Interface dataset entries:
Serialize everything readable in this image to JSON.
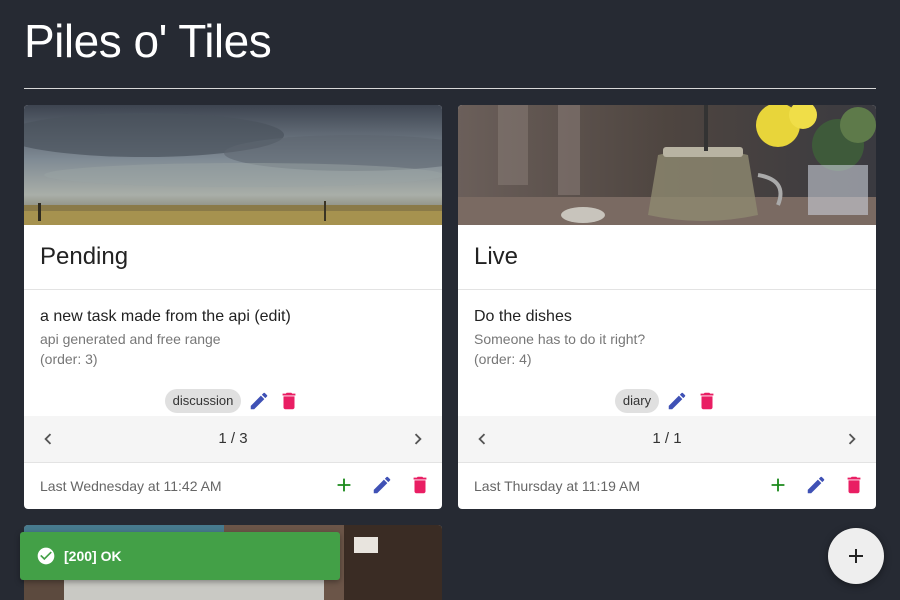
{
  "app": {
    "title": "Piles o' Tiles"
  },
  "colors": {
    "background": "#262a33",
    "edit": "#3f51b5",
    "delete": "#e91e63",
    "add": "#1b8a1b",
    "toast": "#43a047"
  },
  "cards": [
    {
      "heading": "Pending",
      "task": {
        "title": "a new task made from the api (edit)",
        "subtitle": "api generated and free range",
        "order": "(order: 3)"
      },
      "tag": "discussion",
      "pager": "1 / 3",
      "footer": "Last Wednesday at 11:42 AM"
    },
    {
      "heading": "Live",
      "task": {
        "title": "Do the dishes",
        "subtitle": "Someone has to do it right?",
        "order": "(order: 4)"
      },
      "tag": "diary",
      "pager": "1 / 1",
      "footer": "Last Thursday at 11:19 AM"
    }
  ],
  "toast": {
    "message": "[200] OK",
    "icon": "check-circle-icon"
  },
  "fab": {
    "icon": "plus-icon"
  }
}
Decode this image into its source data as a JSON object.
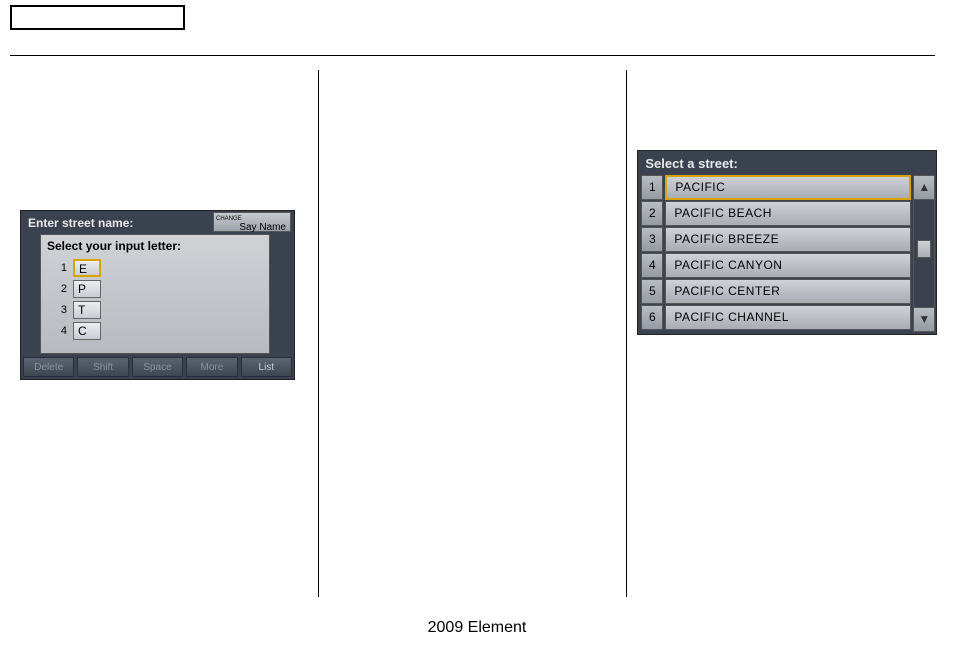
{
  "footer": "2009  Element",
  "screen1": {
    "title": "Enter street name:",
    "say_name_small": "CHANGE",
    "say_name": "Say Name",
    "popup_title": "Select your input letter:",
    "rows": [
      {
        "n": "1",
        "v": "E"
      },
      {
        "n": "2",
        "v": "P"
      },
      {
        "n": "3",
        "v": "T"
      },
      {
        "n": "4",
        "v": "C"
      }
    ],
    "buttons": {
      "delete": "Delete",
      "shift": "Shift",
      "space": "Space",
      "more": "More",
      "list": "List"
    }
  },
  "screen2": {
    "title": "Select a street:",
    "up": "▲",
    "down": "▼",
    "rows": [
      {
        "n": "1",
        "v": "PACIFIC"
      },
      {
        "n": "2",
        "v": "PACIFIC BEACH"
      },
      {
        "n": "3",
        "v": "PACIFIC BREEZE"
      },
      {
        "n": "4",
        "v": "PACIFIC CANYON"
      },
      {
        "n": "5",
        "v": "PACIFIC CENTER"
      },
      {
        "n": "6",
        "v": "PACIFIC CHANNEL"
      }
    ]
  }
}
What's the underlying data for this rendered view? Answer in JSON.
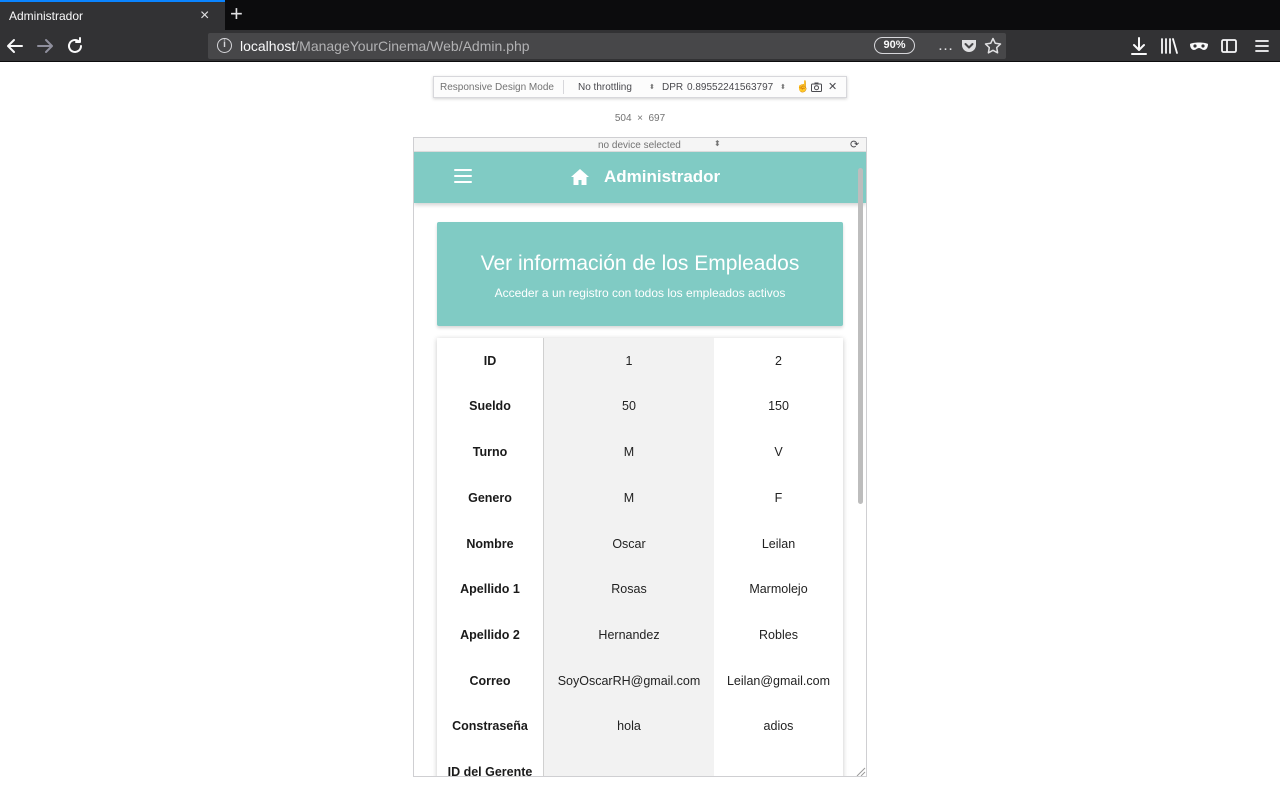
{
  "browser": {
    "tab_title": "Administrador",
    "tab_close": "×",
    "new_tab": "+",
    "url_host": "localhost",
    "url_path": "/ManageYourCinema/Web/Admin.php",
    "zoom": "90%",
    "page_actions_icon": "…"
  },
  "rdm": {
    "label": "Responsive Design Mode",
    "throttling": "No throttling",
    "dpr_label": "DPR",
    "dpr_value": "0.89552241563797",
    "width": "504",
    "times": "×",
    "height": "697",
    "device": "no device selected"
  },
  "header": {
    "title": "Administrador"
  },
  "hero": {
    "title": "Ver información de los Empleados",
    "subtitle": "Acceder a un registro con todos los empleados activos"
  },
  "table": {
    "fields": [
      "ID",
      "Sueldo",
      "Turno",
      "Genero",
      "Nombre",
      "Apellido 1",
      "Apellido 2",
      "Correo",
      "Constraseña",
      "ID del Gerente"
    ],
    "employees": [
      {
        "values": [
          "1",
          "50",
          "M",
          "M",
          "Oscar",
          "Rosas",
          "Hernandez",
          "SoyOscarRH@gmail.com",
          "hola",
          ""
        ]
      },
      {
        "values": [
          "2",
          "150",
          "V",
          "F",
          "Leilan",
          "Marmolejo",
          "Robles",
          "Leilan@gmail.com",
          "adios",
          ""
        ]
      }
    ]
  },
  "colors": {
    "accent": "#80cbc4",
    "highlight": "#0a84ff"
  }
}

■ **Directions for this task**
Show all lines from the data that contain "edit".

■ **Answer to this task**
    "edit": "#3f51b5",
        "title": "a new task made from the api (edit)",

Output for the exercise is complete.